Records:
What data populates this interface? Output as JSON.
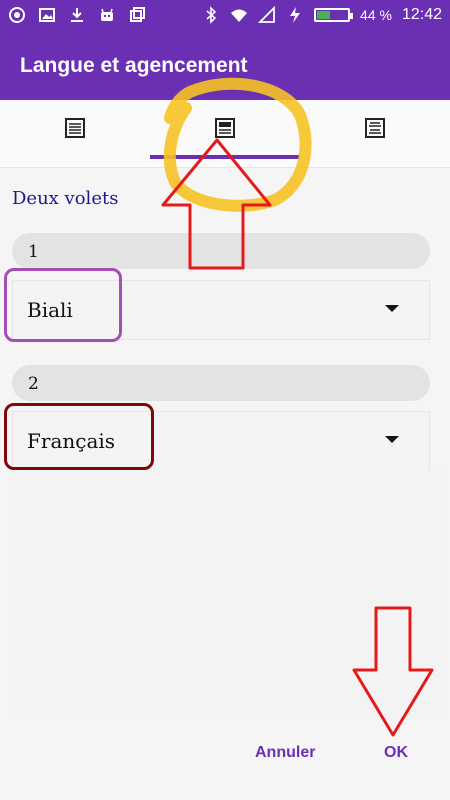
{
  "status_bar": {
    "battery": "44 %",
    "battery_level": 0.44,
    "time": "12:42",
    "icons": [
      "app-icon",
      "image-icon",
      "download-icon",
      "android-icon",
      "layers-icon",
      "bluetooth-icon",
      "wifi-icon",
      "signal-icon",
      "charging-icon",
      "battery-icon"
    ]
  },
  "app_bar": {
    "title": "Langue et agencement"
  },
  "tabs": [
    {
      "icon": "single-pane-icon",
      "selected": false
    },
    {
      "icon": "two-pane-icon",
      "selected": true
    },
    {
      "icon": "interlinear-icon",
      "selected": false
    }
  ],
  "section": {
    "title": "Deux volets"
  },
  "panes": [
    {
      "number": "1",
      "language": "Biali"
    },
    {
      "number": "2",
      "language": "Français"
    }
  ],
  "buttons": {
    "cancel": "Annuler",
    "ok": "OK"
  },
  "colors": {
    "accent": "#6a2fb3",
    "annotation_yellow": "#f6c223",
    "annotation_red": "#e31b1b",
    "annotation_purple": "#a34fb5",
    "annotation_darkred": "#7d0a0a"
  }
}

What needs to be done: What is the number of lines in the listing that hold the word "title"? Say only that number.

Reply: 2